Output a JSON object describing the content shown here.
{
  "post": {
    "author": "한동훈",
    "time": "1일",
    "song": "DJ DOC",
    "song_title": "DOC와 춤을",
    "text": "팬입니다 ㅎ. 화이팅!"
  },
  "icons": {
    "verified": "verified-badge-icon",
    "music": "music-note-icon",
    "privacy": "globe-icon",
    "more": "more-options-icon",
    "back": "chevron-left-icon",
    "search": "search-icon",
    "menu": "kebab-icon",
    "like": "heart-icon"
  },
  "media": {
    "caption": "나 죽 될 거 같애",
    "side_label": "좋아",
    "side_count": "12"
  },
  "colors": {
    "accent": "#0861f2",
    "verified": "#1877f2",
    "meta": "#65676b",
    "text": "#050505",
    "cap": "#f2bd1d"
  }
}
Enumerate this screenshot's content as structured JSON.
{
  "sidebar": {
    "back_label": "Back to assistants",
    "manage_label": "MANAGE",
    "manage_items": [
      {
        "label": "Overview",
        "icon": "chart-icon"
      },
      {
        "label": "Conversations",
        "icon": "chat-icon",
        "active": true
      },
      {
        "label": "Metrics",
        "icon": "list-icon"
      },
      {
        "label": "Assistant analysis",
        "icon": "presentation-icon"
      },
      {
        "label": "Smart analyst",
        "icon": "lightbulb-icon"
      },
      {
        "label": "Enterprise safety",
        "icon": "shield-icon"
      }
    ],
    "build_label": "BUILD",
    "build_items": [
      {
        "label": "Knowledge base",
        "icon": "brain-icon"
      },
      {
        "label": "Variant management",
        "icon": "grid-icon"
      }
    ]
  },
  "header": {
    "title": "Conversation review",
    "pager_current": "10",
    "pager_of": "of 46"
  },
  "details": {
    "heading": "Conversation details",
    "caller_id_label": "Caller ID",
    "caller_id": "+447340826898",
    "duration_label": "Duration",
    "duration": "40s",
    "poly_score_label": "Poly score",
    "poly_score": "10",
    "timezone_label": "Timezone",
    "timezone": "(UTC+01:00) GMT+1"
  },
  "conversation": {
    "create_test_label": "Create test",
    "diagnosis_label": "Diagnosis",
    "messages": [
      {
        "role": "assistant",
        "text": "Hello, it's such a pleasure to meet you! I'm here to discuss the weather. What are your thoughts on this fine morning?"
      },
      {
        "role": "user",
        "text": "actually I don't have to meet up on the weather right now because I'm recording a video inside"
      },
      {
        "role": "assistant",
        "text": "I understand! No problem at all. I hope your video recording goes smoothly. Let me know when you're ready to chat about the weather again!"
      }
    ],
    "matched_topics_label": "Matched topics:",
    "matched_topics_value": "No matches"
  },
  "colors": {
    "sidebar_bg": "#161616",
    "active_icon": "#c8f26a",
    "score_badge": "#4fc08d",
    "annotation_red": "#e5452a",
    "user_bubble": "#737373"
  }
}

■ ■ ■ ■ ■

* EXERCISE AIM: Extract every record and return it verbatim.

* RESPONSE TO THIS EXERCISE:
Output a JSON object describing the content shown here.
{
  "post": {
    "author": "한동훈",
    "time": "1일",
    "song": "DJ DOC",
    "song_title": "DOC와 춤을",
    "text": "팬입니다 ㅎ. 화이팅!"
  },
  "icons": {
    "verified": "verified-badge-icon",
    "music": "music-note-icon",
    "privacy": "globe-icon",
    "more": "more-options-icon",
    "back": "chevron-left-icon",
    "search": "search-icon",
    "menu": "kebab-icon",
    "like": "heart-icon"
  },
  "media": {
    "caption": "나 죽 될 거 같애",
    "side_label": "좋아",
    "side_count": "12"
  },
  "colors": {
    "accent": "#0861f2",
    "verified": "#1877f2",
    "meta": "#65676b",
    "text": "#050505",
    "cap": "#f2bd1d"
  }
}
Enumerate this screenshot's content as structured JSON.
{
  "sidebar": {
    "back_label": "Back to assistants",
    "manage_label": "MANAGE",
    "manage_items": [
      {
        "label": "Overview",
        "icon": "chart-icon"
      },
      {
        "label": "Conversations",
        "icon": "chat-icon",
        "active": true
      },
      {
        "label": "Metrics",
        "icon": "list-icon"
      },
      {
        "label": "Assistant analysis",
        "icon": "presentation-icon"
      },
      {
        "label": "Smart analyst",
        "icon": "lightbulb-icon"
      },
      {
        "label": "Enterprise safety",
        "icon": "shield-icon"
      }
    ],
    "build_label": "BUILD",
    "build_items": [
      {
        "label": "Knowledge base",
        "icon": "brain-icon"
      },
      {
        "label": "Variant management",
        "icon": "grid-icon"
      }
    ]
  },
  "header": {
    "title": "Conversation review",
    "pager_current": "10",
    "pager_of": "of 46"
  },
  "details": {
    "heading": "Conversation details",
    "caller_id_label": "Caller ID",
    "caller_id": "+447340826898",
    "duration_label": "Duration",
    "duration": "40s",
    "poly_score_label": "Poly score",
    "poly_score": "10",
    "timezone_label": "Timezone",
    "timezone": "(UTC+01:00) GMT+1"
  },
  "conversation": {
    "create_test_label": "Create test",
    "diagnosis_label": "Diagnosis",
    "messages": [
      {
        "role": "assistant",
        "text": "Hello, it's such a pleasure to meet you! I'm here to discuss the weather. What are your thoughts on this fine morning?"
      },
      {
        "role": "user",
        "text": "actually I don't have to meet up on the weather right now because I'm recording a video inside"
      },
      {
        "role": "assistant",
        "text": "I understand! No problem at all. I hope your video recording goes smoothly. Let me know when you're ready to chat about the weather again!"
      }
    ],
    "matched_topics_label": "Matched topics:",
    "matched_topics_value": "No matches"
  },
  "colors": {
    "sidebar_bg": "#161616",
    "active_icon": "#c8f26a",
    "score_badge": "#4fc08d",
    "annotation_red": "#e5452a",
    "user_bubble": "#737373"
  }
}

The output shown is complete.